◆ **INFORMATION**:
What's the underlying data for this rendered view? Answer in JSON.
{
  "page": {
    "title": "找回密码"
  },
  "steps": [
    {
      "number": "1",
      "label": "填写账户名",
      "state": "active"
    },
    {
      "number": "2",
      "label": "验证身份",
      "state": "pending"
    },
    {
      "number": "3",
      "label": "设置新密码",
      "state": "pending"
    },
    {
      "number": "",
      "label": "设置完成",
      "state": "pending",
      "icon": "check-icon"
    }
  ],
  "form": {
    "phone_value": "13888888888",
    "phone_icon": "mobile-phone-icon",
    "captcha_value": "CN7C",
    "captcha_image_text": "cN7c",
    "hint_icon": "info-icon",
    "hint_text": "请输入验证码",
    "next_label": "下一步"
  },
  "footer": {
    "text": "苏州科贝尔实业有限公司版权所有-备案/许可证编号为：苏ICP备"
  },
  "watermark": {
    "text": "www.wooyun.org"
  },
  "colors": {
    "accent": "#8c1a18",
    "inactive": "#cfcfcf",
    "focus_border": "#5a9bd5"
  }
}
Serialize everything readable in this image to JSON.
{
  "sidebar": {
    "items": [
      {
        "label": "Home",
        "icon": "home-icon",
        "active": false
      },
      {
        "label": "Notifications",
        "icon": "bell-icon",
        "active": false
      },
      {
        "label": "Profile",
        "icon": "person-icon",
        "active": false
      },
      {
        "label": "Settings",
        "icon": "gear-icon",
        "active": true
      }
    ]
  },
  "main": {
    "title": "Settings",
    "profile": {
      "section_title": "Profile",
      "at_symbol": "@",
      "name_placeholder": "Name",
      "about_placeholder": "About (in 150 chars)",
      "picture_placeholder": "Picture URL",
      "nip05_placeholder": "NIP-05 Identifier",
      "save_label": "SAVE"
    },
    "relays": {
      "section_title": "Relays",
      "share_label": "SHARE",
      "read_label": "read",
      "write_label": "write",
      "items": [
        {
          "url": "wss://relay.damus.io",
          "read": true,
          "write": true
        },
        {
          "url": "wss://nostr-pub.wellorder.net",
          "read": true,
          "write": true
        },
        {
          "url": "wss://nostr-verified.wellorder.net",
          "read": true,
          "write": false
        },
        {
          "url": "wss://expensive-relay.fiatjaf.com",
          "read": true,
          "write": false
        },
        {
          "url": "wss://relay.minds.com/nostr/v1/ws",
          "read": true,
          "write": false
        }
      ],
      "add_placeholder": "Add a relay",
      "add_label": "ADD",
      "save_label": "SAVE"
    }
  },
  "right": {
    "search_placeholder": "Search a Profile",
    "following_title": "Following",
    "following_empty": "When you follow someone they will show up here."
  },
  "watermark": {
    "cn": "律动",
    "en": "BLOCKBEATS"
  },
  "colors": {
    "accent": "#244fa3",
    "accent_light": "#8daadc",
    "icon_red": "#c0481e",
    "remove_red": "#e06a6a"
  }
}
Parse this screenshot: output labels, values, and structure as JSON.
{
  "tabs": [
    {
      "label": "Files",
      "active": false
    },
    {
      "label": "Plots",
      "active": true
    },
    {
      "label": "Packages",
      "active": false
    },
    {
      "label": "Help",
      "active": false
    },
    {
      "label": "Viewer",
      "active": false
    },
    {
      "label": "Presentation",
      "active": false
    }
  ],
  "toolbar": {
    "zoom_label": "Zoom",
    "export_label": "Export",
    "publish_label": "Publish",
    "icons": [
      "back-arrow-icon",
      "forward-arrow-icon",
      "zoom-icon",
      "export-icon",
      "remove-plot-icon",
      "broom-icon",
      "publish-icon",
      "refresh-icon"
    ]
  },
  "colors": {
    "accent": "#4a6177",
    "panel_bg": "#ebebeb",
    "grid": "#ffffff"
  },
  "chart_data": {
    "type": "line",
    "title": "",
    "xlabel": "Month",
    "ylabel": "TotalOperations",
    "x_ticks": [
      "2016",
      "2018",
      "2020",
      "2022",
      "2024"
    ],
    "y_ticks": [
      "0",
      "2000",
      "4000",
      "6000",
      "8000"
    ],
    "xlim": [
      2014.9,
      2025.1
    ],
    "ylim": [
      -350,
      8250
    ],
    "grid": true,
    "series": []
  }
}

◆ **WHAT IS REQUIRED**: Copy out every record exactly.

◆ **SOLUTION FOR THIS TASK**:
What's the underlying data for this rendered view? Answer in JSON.
{
  "page": {
    "title": "找回密码"
  },
  "steps": [
    {
      "number": "1",
      "label": "填写账户名",
      "state": "active"
    },
    {
      "number": "2",
      "label": "验证身份",
      "state": "pending"
    },
    {
      "number": "3",
      "label": "设置新密码",
      "state": "pending"
    },
    {
      "number": "",
      "label": "设置完成",
      "state": "pending",
      "icon": "check-icon"
    }
  ],
  "form": {
    "phone_value": "13888888888",
    "phone_icon": "mobile-phone-icon",
    "captcha_value": "CN7C",
    "captcha_image_text": "cN7c",
    "hint_icon": "info-icon",
    "hint_text": "请输入验证码",
    "next_label": "下一步"
  },
  "footer": {
    "text": "苏州科贝尔实业有限公司版权所有-备案/许可证编号为：苏ICP备"
  },
  "watermark": {
    "text": "www.wooyun.org"
  },
  "colors": {
    "accent": "#8c1a18",
    "inactive": "#cfcfcf",
    "focus_border": "#5a9bd5"
  }
}
Serialize everything readable in this image to JSON.
{
  "sidebar": {
    "items": [
      {
        "label": "Home",
        "icon": "home-icon",
        "active": false
      },
      {
        "label": "Notifications",
        "icon": "bell-icon",
        "active": false
      },
      {
        "label": "Profile",
        "icon": "person-icon",
        "active": false
      },
      {
        "label": "Settings",
        "icon": "gear-icon",
        "active": true
      }
    ]
  },
  "main": {
    "title": "Settings",
    "profile": {
      "section_title": "Profile",
      "at_symbol": "@",
      "name_placeholder": "Name",
      "about_placeholder": "About (in 150 chars)",
      "picture_placeholder": "Picture URL",
      "nip05_placeholder": "NIP-05 Identifier",
      "save_label": "SAVE"
    },
    "relays": {
      "section_title": "Relays",
      "share_label": "SHARE",
      "read_label": "read",
      "write_label": "write",
      "items": [
        {
          "url": "wss://relay.damus.io",
          "read": true,
          "write": true
        },
        {
          "url": "wss://nostr-pub.wellorder.net",
          "read": true,
          "write": true
        },
        {
          "url": "wss://nostr-verified.wellorder.net",
          "read": true,
          "write": false
        },
        {
          "url": "wss://expensive-relay.fiatjaf.com",
          "read": true,
          "write": false
        },
        {
          "url": "wss://relay.minds.com/nostr/v1/ws",
          "read": true,
          "write": false
        }
      ],
      "add_placeholder": "Add a relay",
      "add_label": "ADD",
      "save_label": "SAVE"
    }
  },
  "right": {
    "search_placeholder": "Search a Profile",
    "following_title": "Following",
    "following_empty": "When you follow someone they will show up here."
  },
  "watermark": {
    "cn": "律动",
    "en": "BLOCKBEATS"
  },
  "colors": {
    "accent": "#244fa3",
    "accent_light": "#8daadc",
    "icon_red": "#c0481e",
    "remove_red": "#e06a6a"
  }
}
Parse this screenshot: output labels, values, and structure as JSON.
{
  "tabs": [
    {
      "label": "Files",
      "active": false
    },
    {
      "label": "Plots",
      "active": true
    },
    {
      "label": "Packages",
      "active": false
    },
    {
      "label": "Help",
      "active": false
    },
    {
      "label": "Viewer",
      "active": false
    },
    {
      "label": "Presentation",
      "active": false
    }
  ],
  "toolbar": {
    "zoom_label": "Zoom",
    "export_label": "Export",
    "publish_label": "Publish",
    "icons": [
      "back-arrow-icon",
      "forward-arrow-icon",
      "zoom-icon",
      "export-icon",
      "remove-plot-icon",
      "broom-icon",
      "publish-icon",
      "refresh-icon"
    ]
  },
  "colors": {
    "accent": "#4a6177",
    "panel_bg": "#ebebeb",
    "grid": "#ffffff"
  },
  "chart_data": {
    "type": "line",
    "title": "",
    "xlabel": "Month",
    "ylabel": "TotalOperations",
    "x_ticks": [
      "2016",
      "2018",
      "2020",
      "2022",
      "2024"
    ],
    "y_ticks": [
      "0",
      "2000",
      "4000",
      "6000",
      "8000"
    ],
    "xlim": [
      2014.9,
      2025.1
    ],
    "ylim": [
      -350,
      8250
    ],
    "grid": true,
    "series": []
  }
}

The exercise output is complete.